Arnott Acquisition Evidence of Predators’ Cup Commitment
By Darren Lowry

The Nashville Predators have been paying their dues and biding their time, absorbing several lackluster seasons in order to build a team good enough to make the NHL Playoffs.

All that work has paid off the last two seasons, as Nashville broke through to qualify for post-season play, only to get bounced in the first round.

Still, that accomplishment vaulted Nashville past respectability into serious contenders, and put the spotlight on the Little Team That Could from the Music City.

But now, the Predators want even more. They want to advance beyond the first round. And the second. And the third.

They want a Stanley Cup.

Enter Jason Arnott.

The former Edmonton, New Jersey and Dallas centerman, for his part, kept his eye on Nashville during his last few years with the Stars, and liked what he saw.

“Nashville’s been an underrated team for a few years, and just from playing against them, I know they’re a tough team to play against,” Arnott said.

When Nashville general manager David Poile found out that his club was atop Arnott’s list of potential teams in the off-season, it didn’t take long for the Predators to snap him up.

That move helped make life for head coach Barry Trotz a bit easier.

“He gives us that big presence that we didn’t have,” Trotz said. “He’s a leader; he’s an offensive threat. He’s got great sense. He’s going to be a big part of our hockey team.”

Emphasis on big.

The 6-4, 220-pound Arnott, of course, knows how important his role on the team is, both on and off the ice.

“They needed a little size, and the team’s brought that in a little bit this year,” Arnott said. “It’s up to us to put it together now.”

Along with Josef Vasicek, who the Predators brought in from Carolina, Nashville is much less likely to be pushed around by bigger teams, like they were by San Jose in last year’s playoffs.

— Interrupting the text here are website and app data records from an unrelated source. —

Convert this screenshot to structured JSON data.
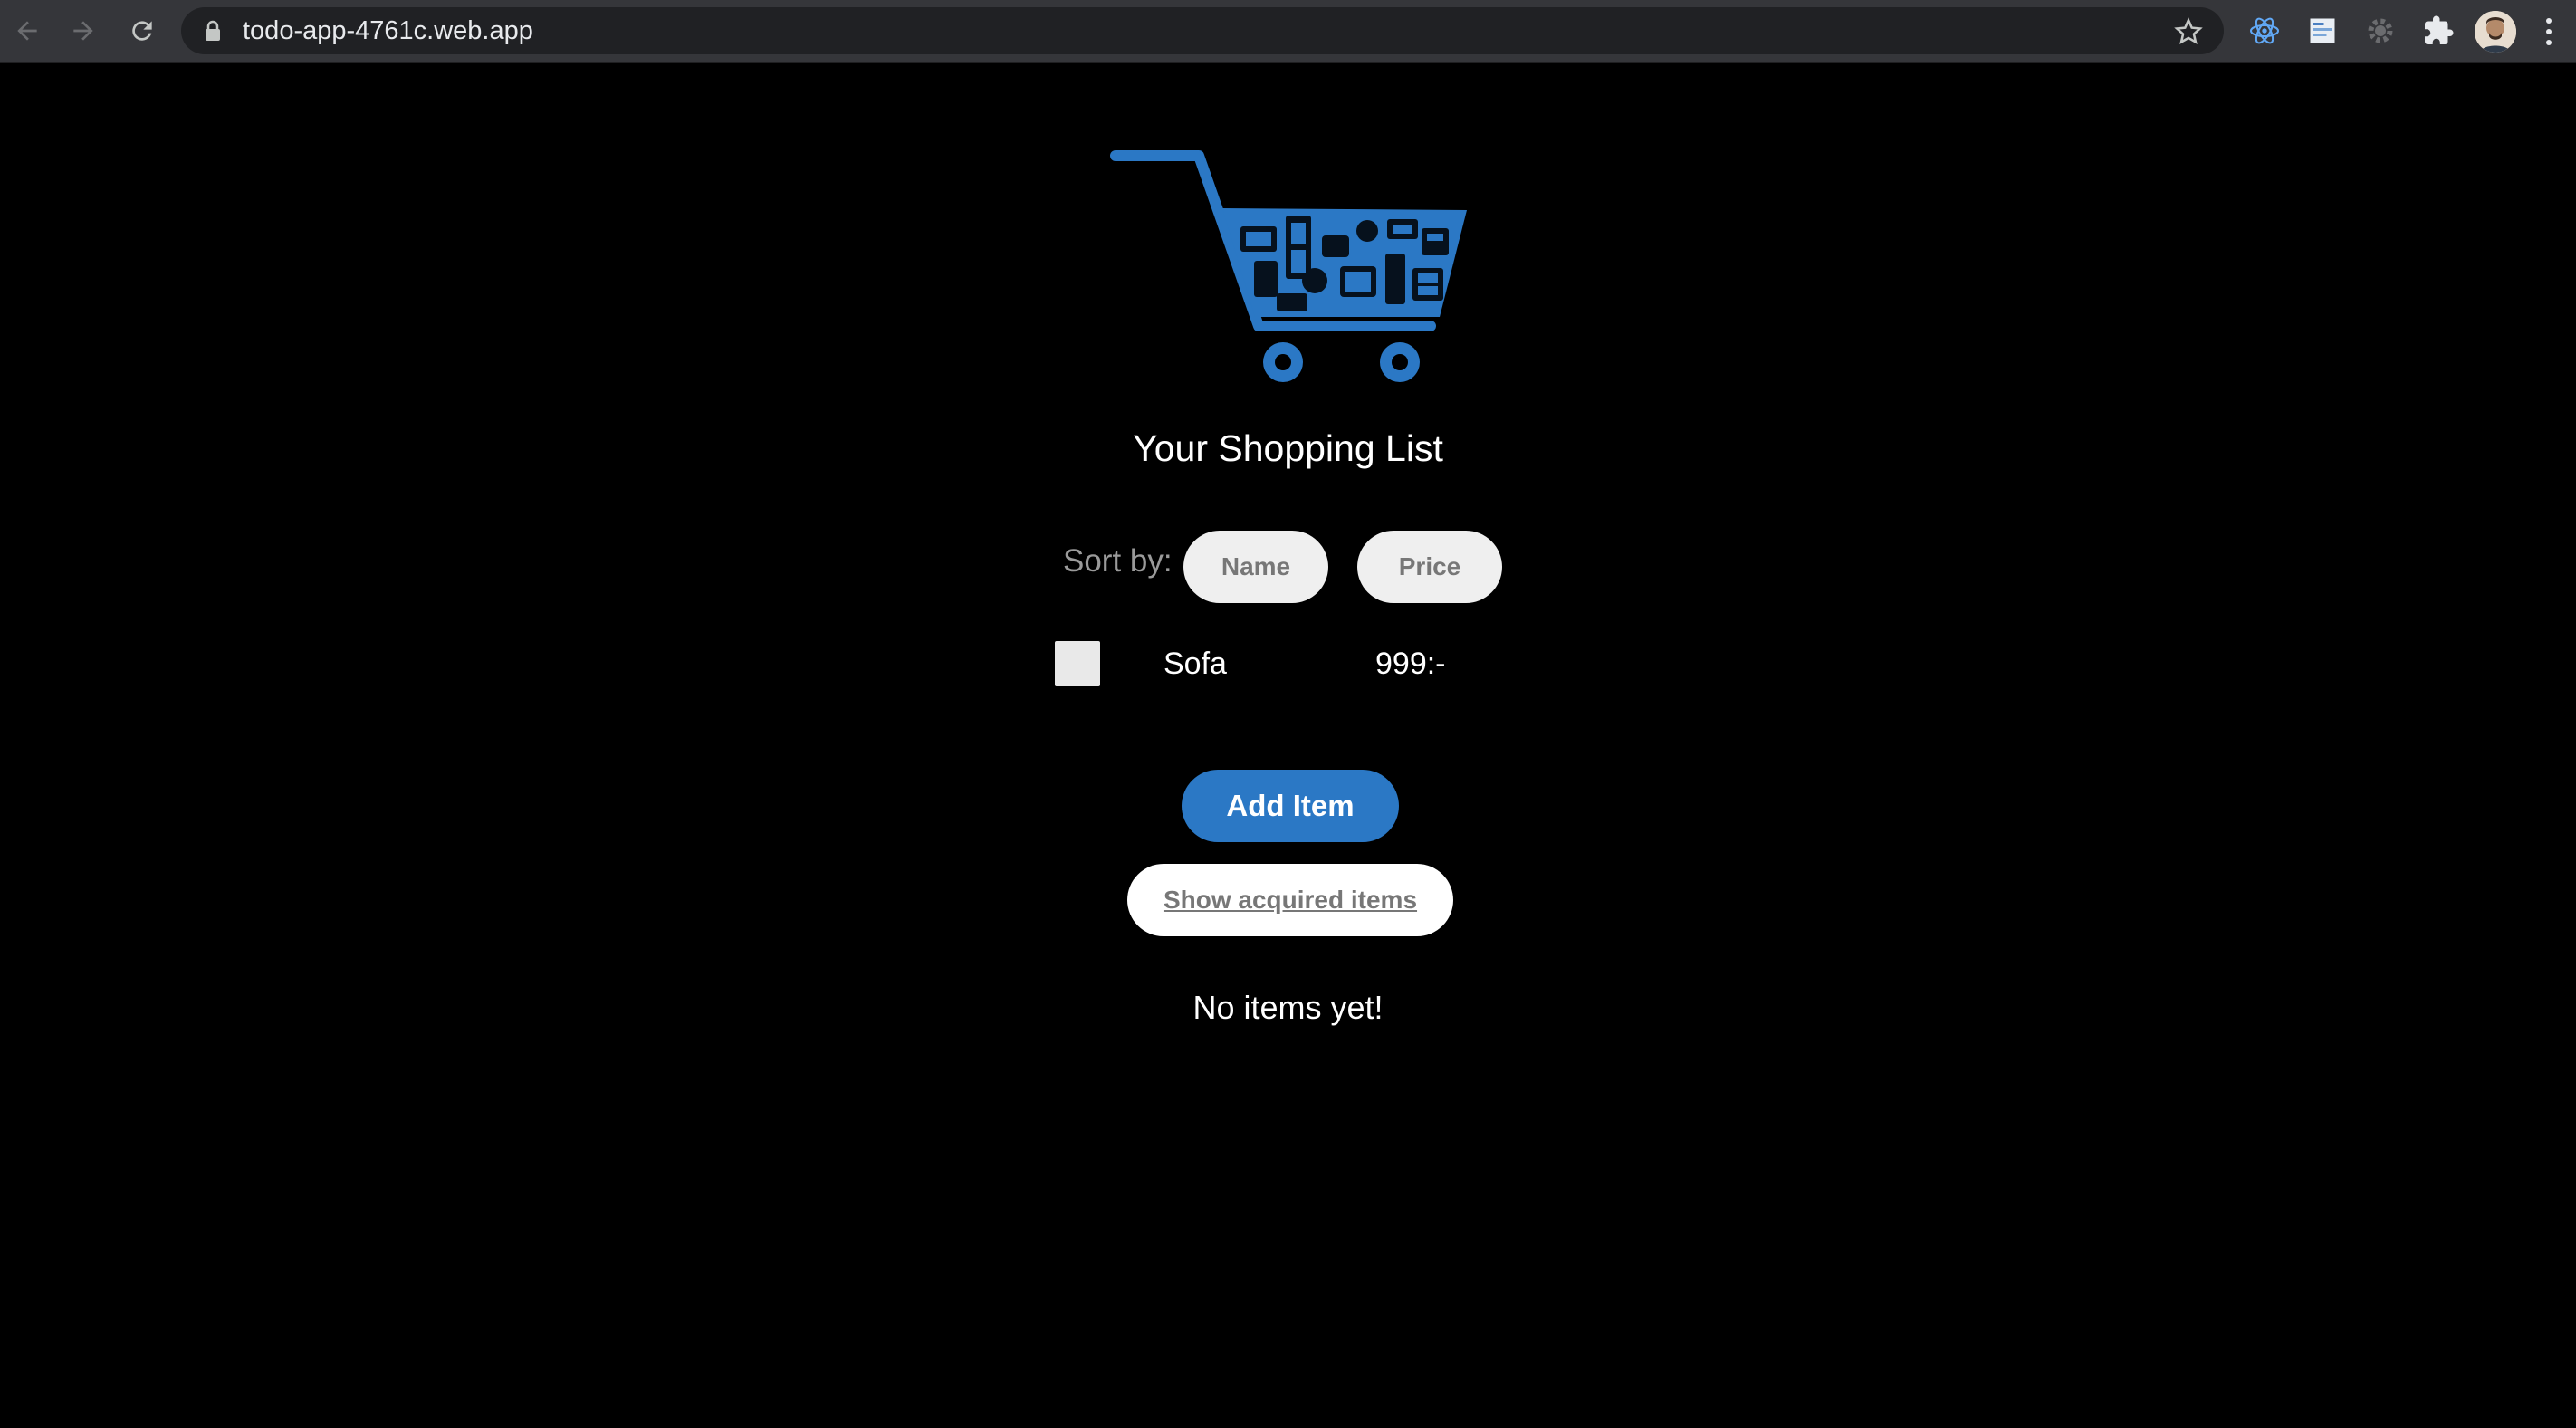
{
  "browser": {
    "url": "todo-app-4761c.web.app"
  },
  "app": {
    "title": "Your Shopping List",
    "sort_label": "Sort by:",
    "sort_options": [
      "Name",
      "Price"
    ],
    "items": [
      {
        "name": "Sofa",
        "price": "999:-",
        "acquired": false
      }
    ],
    "add_button": "Add Item",
    "show_acquired_button": "Show acquired items",
    "empty_message": "No items yet!",
    "colors": {
      "accent": "#2b78c5",
      "background": "#000000"
    }
  }
}
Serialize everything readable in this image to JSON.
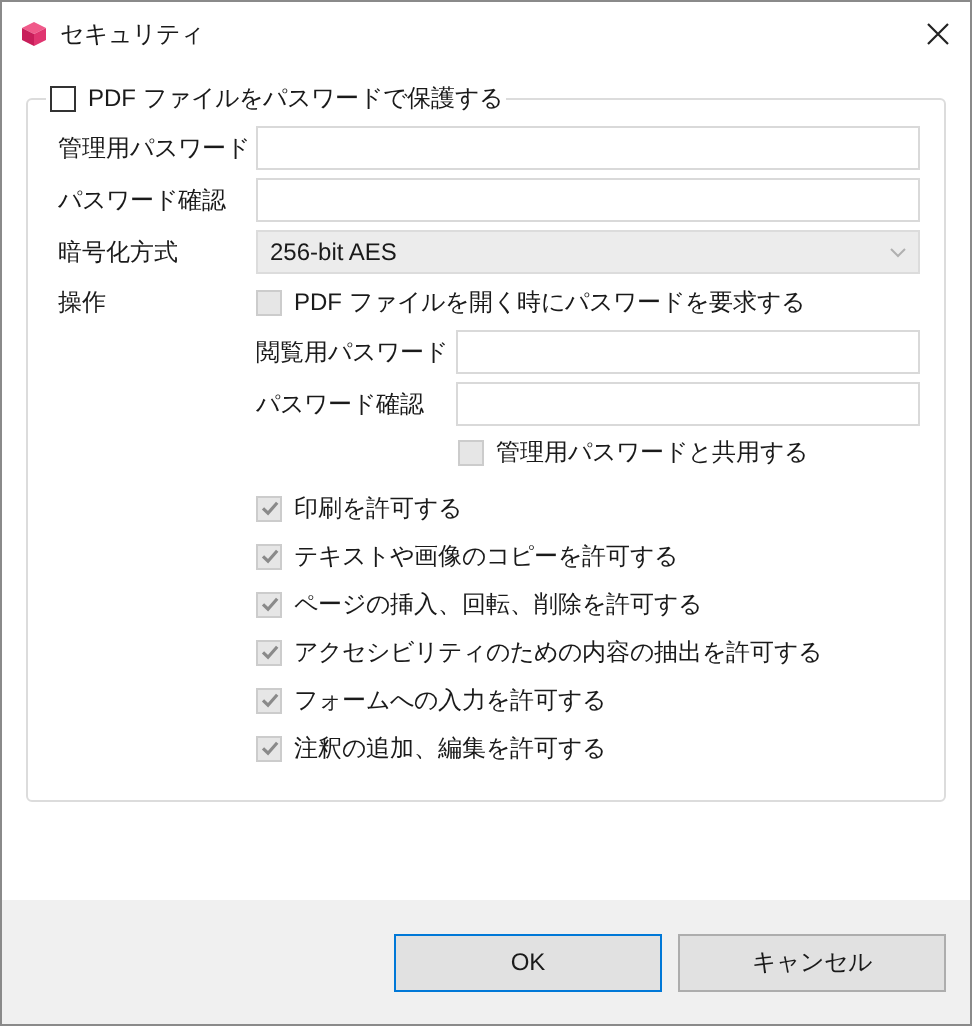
{
  "window": {
    "title": "セキュリティ"
  },
  "protect": {
    "label": "PDF ファイルをパスワードで保護する",
    "checked": false
  },
  "fields": [
    {
      "kind": "text",
      "label": "管理用パスワード"
    },
    {
      "kind": "text",
      "label": "パスワード確認"
    },
    {
      "kind": "select",
      "label": "暗号化方式",
      "value": "256-bit AES",
      "disabled": true
    }
  ],
  "operations": {
    "label": "操作",
    "require_open": {
      "label": "PDF ファイルを開く時にパスワードを要求する",
      "checked": false,
      "disabled": true
    },
    "open_fields": [
      {
        "label": "閲覧用パスワード"
      },
      {
        "label": "パスワード確認"
      }
    ],
    "share": {
      "label": "管理用パスワードと共用する",
      "checked": false,
      "disabled": true
    },
    "permissions": [
      {
        "label": "印刷を許可する",
        "checked": true,
        "disabled": true
      },
      {
        "label": "テキストや画像のコピーを許可する",
        "checked": true,
        "disabled": true
      },
      {
        "label": "ページの挿入、回転、削除を許可する",
        "checked": true,
        "disabled": true
      },
      {
        "label": "アクセシビリティのための内容の抽出を許可する",
        "checked": true,
        "disabled": true
      },
      {
        "label": "フォームへの入力を許可する",
        "checked": true,
        "disabled": true
      },
      {
        "label": "注釈の追加、編集を許可する",
        "checked": true,
        "disabled": true
      }
    ]
  },
  "buttons": [
    {
      "label": "OK",
      "default": true
    },
    {
      "label": "キャンセル",
      "default": false
    }
  ]
}
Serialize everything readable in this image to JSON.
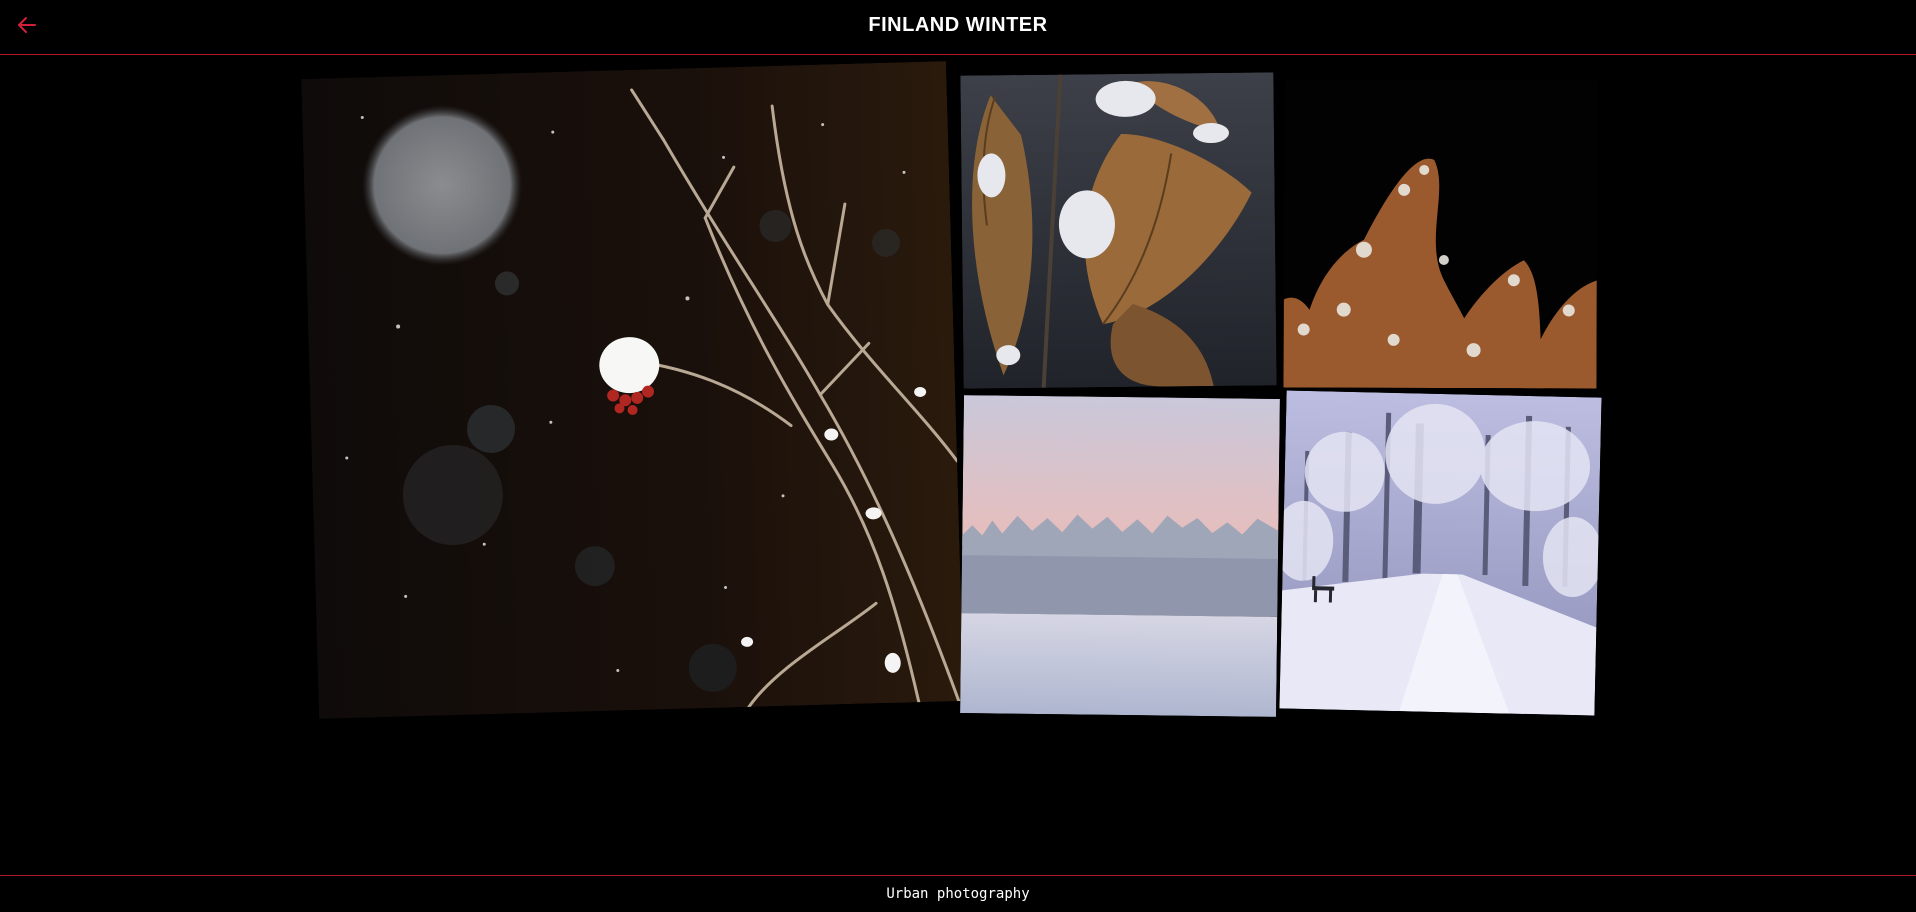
{
  "header": {
    "title": "FINLAND WINTER",
    "back_icon": "arrow-left-icon",
    "accent_color": "#b0182e"
  },
  "gallery": {
    "photos": [
      {
        "name": "night-berries-branch"
      },
      {
        "name": "snowy-oak-leaves"
      },
      {
        "name": "frosted-brown-shrub"
      },
      {
        "name": "frozen-lake-sunset"
      },
      {
        "name": "snowy-forest-path"
      }
    ]
  },
  "footer": {
    "text": "Urban photography"
  }
}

Of course, the players were excited to hear of Arnott’s addition as well.

“It was just as exciting when we got Paul Kariya the year before,” forward Scott Hartnell said. “We didn’t think that Nashville would spend that kind of big money, but they pulled him in. It gives everyone a boost of energy, like ‘Jeez, we’re pretty serious about winning.’ ”

Arnott’s also being counted on to add leadership, and to help certain players along the way, such as David Legwand. As a former first-round draft pick (7th overall by the Oilers in 1989), Arnott remembers going through the pressure of the expectations that come with a high draft choice.

 “It’s tough when expectations are set upon you and you’re so young,” Arnott said. “The expectations are there, and he puts it on himself. And I’ve been through it and come out of it, and it takes a lot.”

Perhaps Arnott’s influence is already paying off. In Nashville’s wild 8-6 season-opening loss to Chicago, Legwand netted two goals, including one that tied the game at 3.

Despite the inauspicious start to the season, the Predators expect to be contending for the Stanley Cup come springtime.

“We’re definitely not going to be the saviors of the team,” Arnott said, referring to himself and Vasicek. “We come in to definitely help as much as possible, but it’s gonna take 20 guys in here to win.”

Two Southern teams in a row have captured the Cup. With the addition of Jason Arnott, the Nashville Predators are doing their best to add their names to the list.

Your No. 1 Source for Southern Hockey